'''

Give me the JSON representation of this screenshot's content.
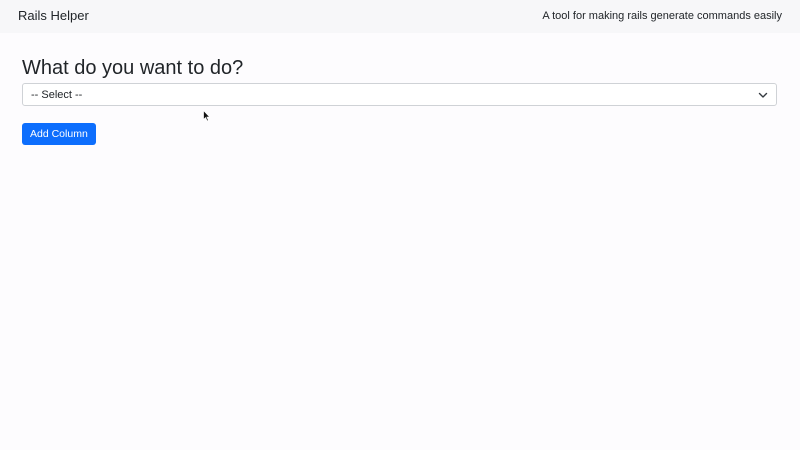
{
  "navbar": {
    "brand": "Rails Helper",
    "tagline": "A tool for making rails generate commands easily"
  },
  "main": {
    "heading": "What do you want to do?",
    "select": {
      "selected": "-- Select --",
      "icon": "chevron-down-icon"
    },
    "add_button_label": "Add Column"
  },
  "colors": {
    "navbar_bg": "#f7f7f9",
    "page_bg": "#fdfcfe",
    "primary": "#0d6efd"
  }
}
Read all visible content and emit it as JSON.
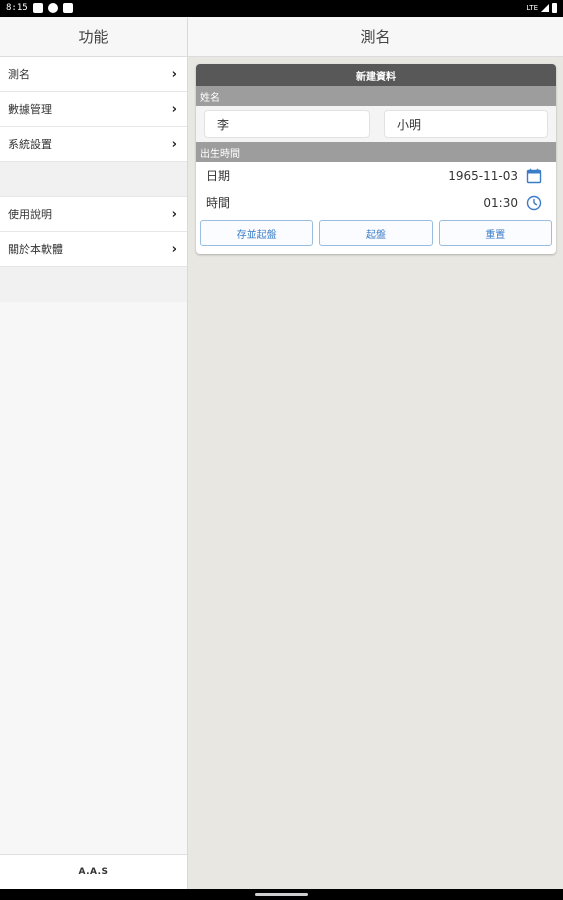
{
  "status": {
    "time": "8:15",
    "network": "LTE"
  },
  "sidebar": {
    "title": "功能",
    "items": [
      {
        "label": "測名"
      },
      {
        "label": "數據管理"
      },
      {
        "label": "系統設置"
      },
      {
        "label": "使用說明"
      },
      {
        "label": "關於本軟體"
      }
    ],
    "footer": "A.A.S"
  },
  "main": {
    "title": "測名",
    "card_title": "新建資料",
    "name_section": "姓名",
    "surname": "李",
    "given_name": "小明",
    "birth_section": "出生時間",
    "date_label": "日期",
    "date_value": "1965-11-03",
    "time_label": "時間",
    "time_value": "01:30",
    "buttons": {
      "save_and_start": "存並起盤",
      "start": "起盤",
      "reset": "重置"
    }
  },
  "colors": {
    "accent": "#3a7cc7",
    "card_header": "#585858",
    "section_header": "#9d9d9d",
    "main_bg": "#e9e7e2"
  }
}
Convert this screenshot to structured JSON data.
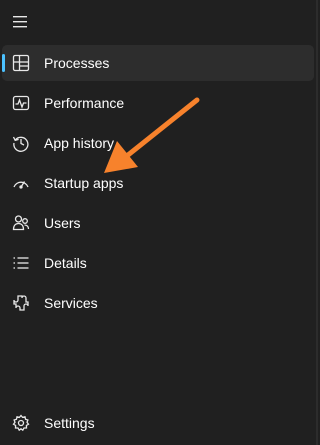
{
  "nav": {
    "items": [
      {
        "label": "Processes",
        "icon": "processes-icon",
        "selected": true
      },
      {
        "label": "Performance",
        "icon": "performance-icon"
      },
      {
        "label": "App history",
        "icon": "app-history-icon"
      },
      {
        "label": "Startup apps",
        "icon": "startup-apps-icon"
      },
      {
        "label": "Users",
        "icon": "users-icon"
      },
      {
        "label": "Details",
        "icon": "details-icon"
      },
      {
        "label": "Services",
        "icon": "services-icon"
      }
    ]
  },
  "footer": {
    "settings_label": "Settings"
  },
  "colors": {
    "background": "#202020",
    "selected_background": "#2d2d2d",
    "accent": "#4cc2ff",
    "annotation_arrow": "#f7822c"
  }
}
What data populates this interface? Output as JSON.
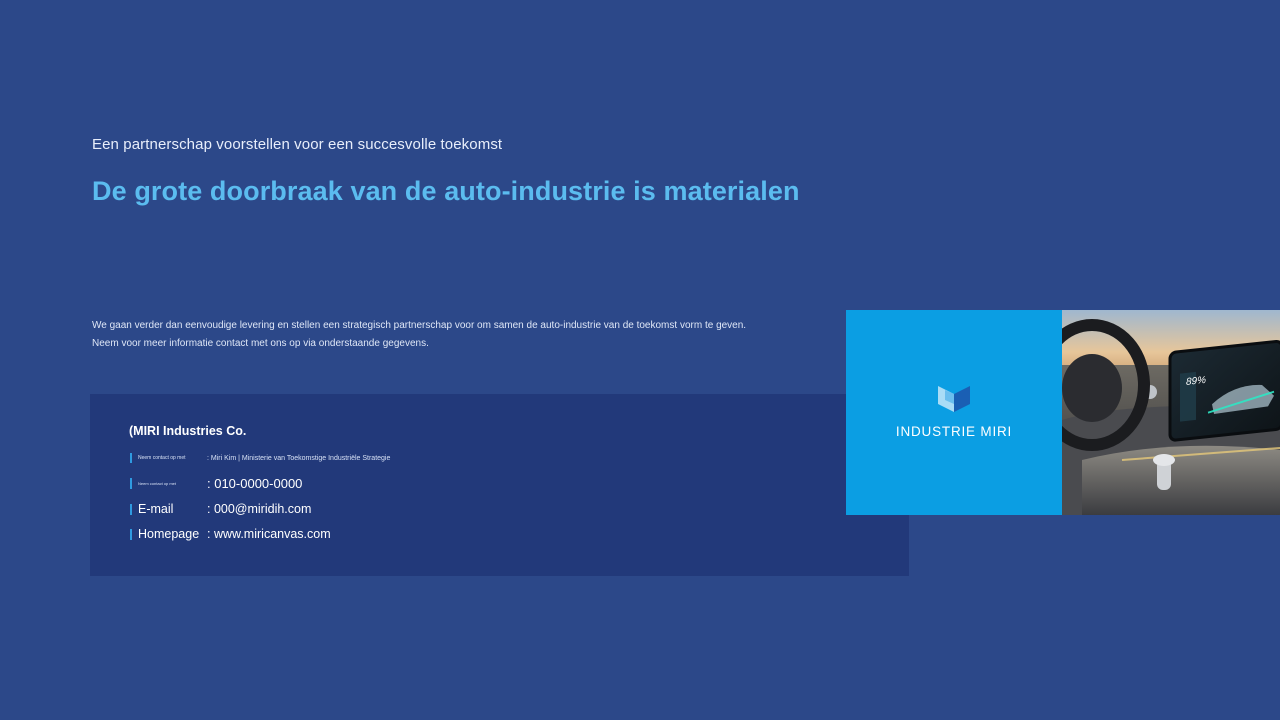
{
  "slide": {
    "subtitle": "Een partnerschap voorstellen voor een succesvolle toekomst",
    "headline": "De grote doorbraak van de auto-industrie is materialen",
    "intro_lines": [
      "We gaan verder dan eenvoudige levering en stellen een strategisch partnerschap voor om samen de auto-industrie van de toekomst vorm te geven.",
      "Neem voor meer informatie contact met ons op via onderstaande gegevens."
    ]
  },
  "contact": {
    "company": "(MIRI Industries Co.",
    "rows": [
      {
        "label": "Neem contact op met",
        "value": ": Miri Kim | Ministerie van Toekomstige Industriële Strategie"
      },
      {
        "label": "Neem contact op met",
        "value": ": 010-0000-0000"
      },
      {
        "label": "E-mail",
        "value": ": 000@miridih.com"
      },
      {
        "label": "Homepage",
        "value": ": www.miricanvas.com"
      }
    ]
  },
  "brand": {
    "name": "INDUSTRIE MIRI",
    "logo_icon": "miri-logo-icon",
    "tile_color": "#0b9ee3"
  },
  "photo": {
    "screen_readout": "89%",
    "depicts": "car-interior-photo"
  },
  "colors": {
    "background": "#2c4889",
    "panel": "#22397a",
    "accent": "#5bbcef",
    "marker": "#2f9ae0"
  }
}
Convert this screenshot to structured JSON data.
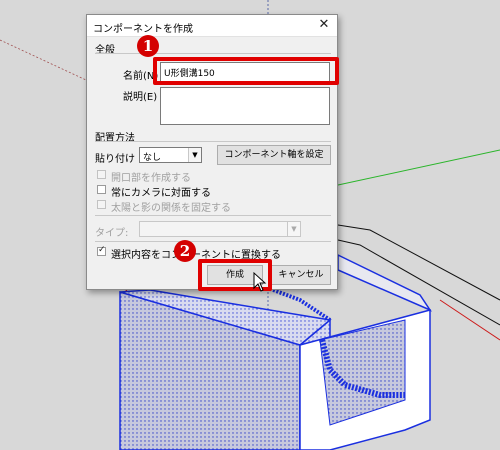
{
  "dialog": {
    "title": "コンポーネントを作成",
    "section_general": "全般",
    "name_label": "名前(N)",
    "name_value": "U形側溝150",
    "desc_label": "説明(E)",
    "desc_value": "",
    "section_placement": "配置方法",
    "paste_label": "貼り付け",
    "paste_value": "なし",
    "set_axes_button": "コンポーネント軸を設定",
    "cut_opening": "開口部を作成する",
    "always_face_camera": "常にカメラに対面する",
    "shadows_face_sun": "太陽と影の関係を固定する",
    "type_label": "タイプ:",
    "type_value": "",
    "replace_selection": "選択内容をコンポーネントに置換する",
    "create_button": "作成",
    "cancel_button": "キャンセル"
  },
  "markers": {
    "one": "1",
    "two": "2"
  },
  "colors": {
    "highlight": "#e00000",
    "marker": "#d40000",
    "model_blue": "#1a2fe0"
  }
}
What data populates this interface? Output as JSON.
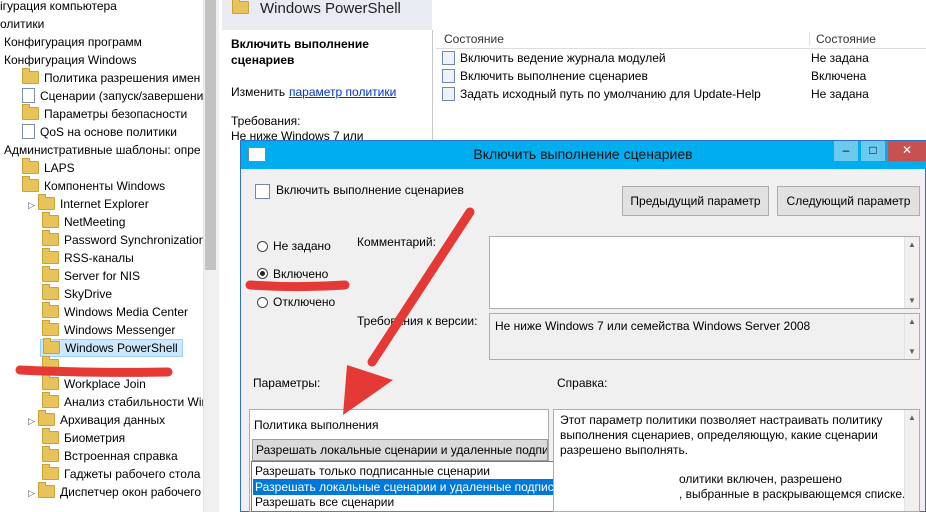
{
  "tree": {
    "items": [
      {
        "label": "ігурация компьютера",
        "icon": "none"
      },
      {
        "label": "олитики",
        "icon": "none"
      },
      {
        "label": "Конфигурация программ",
        "icon": "none"
      },
      {
        "label": "Конфигурация Windows",
        "icon": "none"
      },
      {
        "label": "Политика разрешения имен",
        "icon": "folder"
      },
      {
        "label": "Сценарии (запуск/завершение)",
        "icon": "doc"
      },
      {
        "label": "Параметры безопасности",
        "icon": "folder"
      },
      {
        "label": "QoS на основе политики",
        "icon": "chart"
      },
      {
        "label": "Административные шаблоны: опре",
        "icon": "none"
      },
      {
        "label": "LAPS",
        "icon": "folder"
      },
      {
        "label": "Компоненты Windows",
        "icon": "folder"
      },
      {
        "label": "Internet Explorer",
        "icon": "folder"
      },
      {
        "label": "NetMeeting",
        "icon": "folder"
      },
      {
        "label": "Password Synchronization",
        "icon": "folder"
      },
      {
        "label": "RSS-каналы",
        "icon": "folder"
      },
      {
        "label": "Server for NIS",
        "icon": "folder"
      },
      {
        "label": "SkyDrive",
        "icon": "folder"
      },
      {
        "label": "Windows Media Center",
        "icon": "folder"
      },
      {
        "label": "Windows Messenger",
        "icon": "folder"
      },
      {
        "label": "Windows PowerShell",
        "icon": "folder"
      },
      {
        "label": "",
        "icon": "folder"
      },
      {
        "label": "Workplace Join",
        "icon": "folder"
      },
      {
        "label": "Анализ стабильности Window",
        "icon": "folder"
      },
      {
        "label": "Архивация данных",
        "icon": "folder"
      },
      {
        "label": "Биометрия",
        "icon": "folder"
      },
      {
        "label": "Встроенная справка",
        "icon": "folder"
      },
      {
        "label": "Гаджеты рабочего стола",
        "icon": "folder"
      },
      {
        "label": "Диспетчер окон рабочего ст",
        "icon": "folder"
      }
    ]
  },
  "header": {
    "title": "Windows PowerShell"
  },
  "description": {
    "title_line1": "Включить выполнение",
    "title_line2": "сценариев",
    "edit_prefix": "Изменить",
    "edit_link": "параметр политики",
    "requirements_label": "Требования:",
    "requirements_text": "Не ниже Windows 7 или"
  },
  "list": {
    "col_setting": "Состояние",
    "col_state": "Состояние",
    "rows": [
      {
        "name": "Включить ведение журнала модулей",
        "state": "Не задана"
      },
      {
        "name": "Включить выполнение сценариев",
        "state": "Включена"
      },
      {
        "name": "Задать исходный путь по умолчанию для Update-Help",
        "state": "Не задана"
      }
    ]
  },
  "dialog": {
    "title": "Включить выполнение сценариев",
    "minimize": "–",
    "maximize": "□",
    "close": "✕",
    "setting_name": "Включить выполнение сценариев",
    "prev_button": "Предыдущий параметр",
    "next_button": "Следующий параметр",
    "radio_not_configured": "Не задано",
    "radio_enabled": "Включено",
    "radio_disabled": "Отключено",
    "comment_label": "Комментарий:",
    "supported_label": "Требования к версии:",
    "supported_text": "Не ниже Windows 7 или семейства Windows Server 2008",
    "options_label": "Параметры:",
    "help_label": "Справка:",
    "policy_label": "Политика выполнения",
    "select_value": "Разрешать локальные сценарии и удаленные подпис",
    "dropdown_options": [
      "Разрешать только подписанные сценарии",
      "Разрешать локальные сценарии и удаленные подписанные сценарии",
      "Разрешать все сценарии"
    ],
    "help_line1": "Этот параметр политики позволяет настраивать политику",
    "help_line2": "выполнения сценариев, определяющую, какие сценарии",
    "help_line3": "разрешено выполнять.",
    "help_line4": "олитики включен, разрешено",
    "help_line5": ", выбранные в раскрывающемся списке."
  },
  "colors": {
    "annotation": "#e53935",
    "titlebar": "#00aeef",
    "selection": "#0078d7"
  }
}
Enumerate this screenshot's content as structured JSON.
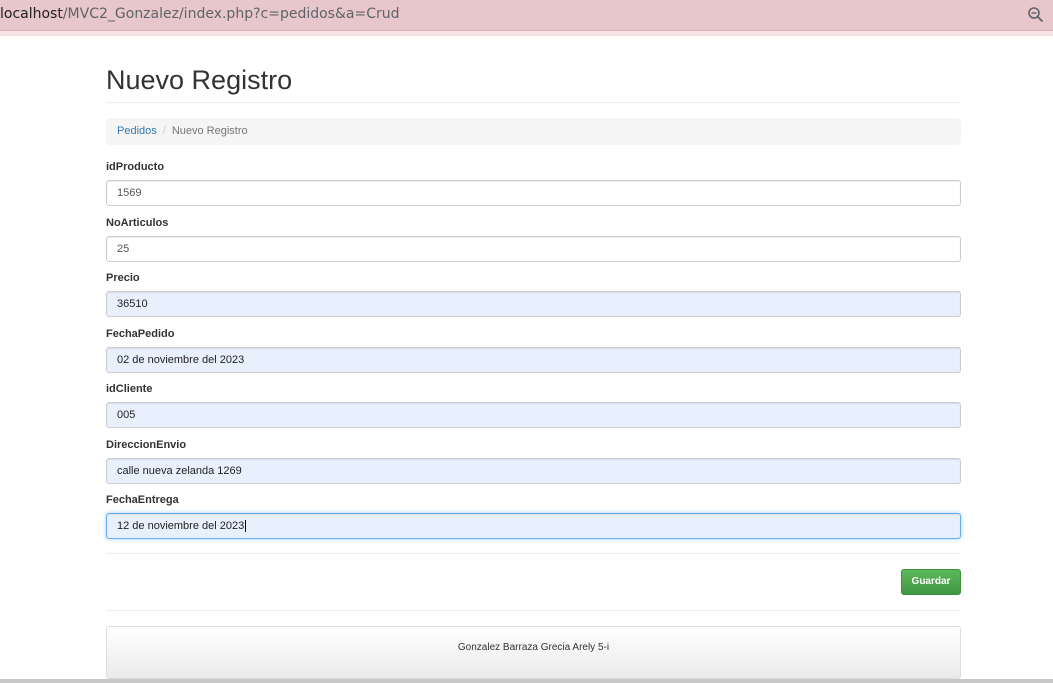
{
  "browser": {
    "url_host": "localhost",
    "url_path": "/MVC2_Gonzalez/index.php?c=pedidos&a=Crud"
  },
  "page": {
    "title": "Nuevo Registro",
    "breadcrumb": {
      "link": "Pedidos",
      "current": "Nuevo Registro"
    }
  },
  "form": {
    "fields": [
      {
        "label": "idProducto",
        "value": "1569"
      },
      {
        "label": "NoArticulos",
        "value": "25"
      },
      {
        "label": "Precio",
        "value": "36510"
      },
      {
        "label": "FechaPedido",
        "value": "02 de noviembre del 2023"
      },
      {
        "label": "idCliente",
        "value": "005"
      },
      {
        "label": "DireccionEnvio",
        "value": "calle nueva zelanda 1269"
      },
      {
        "label": "FechaEntrega",
        "value": "12 de noviembre del 2023"
      }
    ],
    "save_label": "Guardar"
  },
  "footer": {
    "text": "Gonzalez Barraza Grecia Arely 5-i"
  },
  "colors": {
    "accent": "#5cb85c",
    "link": "#337ab7",
    "autofill": "#e8f0fe",
    "urlbar": "#e8c7cc"
  },
  "icons": {
    "zoom": "magnifier-icon"
  }
}
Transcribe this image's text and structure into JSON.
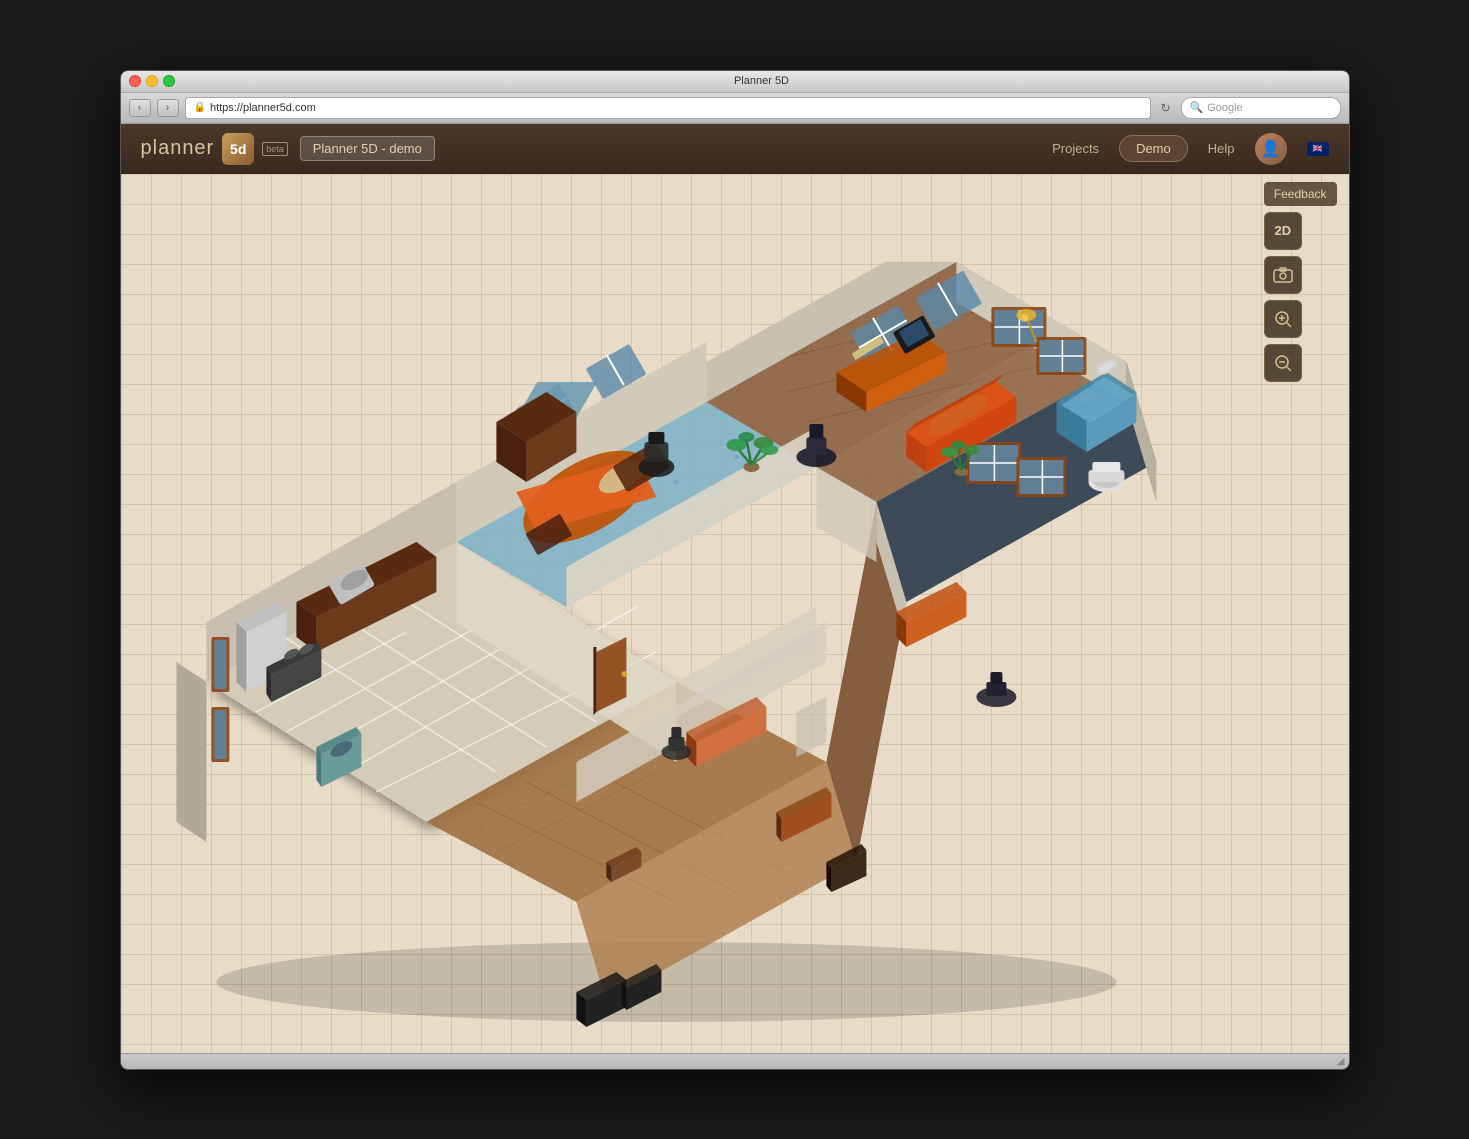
{
  "window": {
    "title": "Planner 5D",
    "traffic_lights": [
      "close",
      "minimize",
      "maximize"
    ]
  },
  "browser": {
    "back_label": "‹",
    "forward_label": "›",
    "url": "https://planner5d.com",
    "url_icon": "🔒",
    "refresh_label": "↻",
    "search_placeholder": "Google"
  },
  "header": {
    "logo_text": "planner",
    "logo_icon": "5d",
    "beta_label": "beta",
    "project_name": "Planner 5D - demo",
    "nav": {
      "projects_label": "Projects",
      "demo_label": "Demo",
      "help_label": "Help"
    }
  },
  "toolbar": {
    "feedback_label": "Feedback",
    "view_2d_label": "2D",
    "camera_icon": "📷",
    "zoom_in_icon": "🔍+",
    "zoom_out_icon": "🔍-"
  }
}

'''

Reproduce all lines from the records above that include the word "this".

TASK SOLUTION.
Give me the JSON representation of this screenshot's content.
Convert this screenshot to structured JSON data.
What data populates this interface? Output as JSON.
Convert this screenshot to structured JSON data.
What data populates this interface? Output as JSON.
Enumerate this screenshot's content as structured JSON.
Transcribe this image's text and structure into JSON.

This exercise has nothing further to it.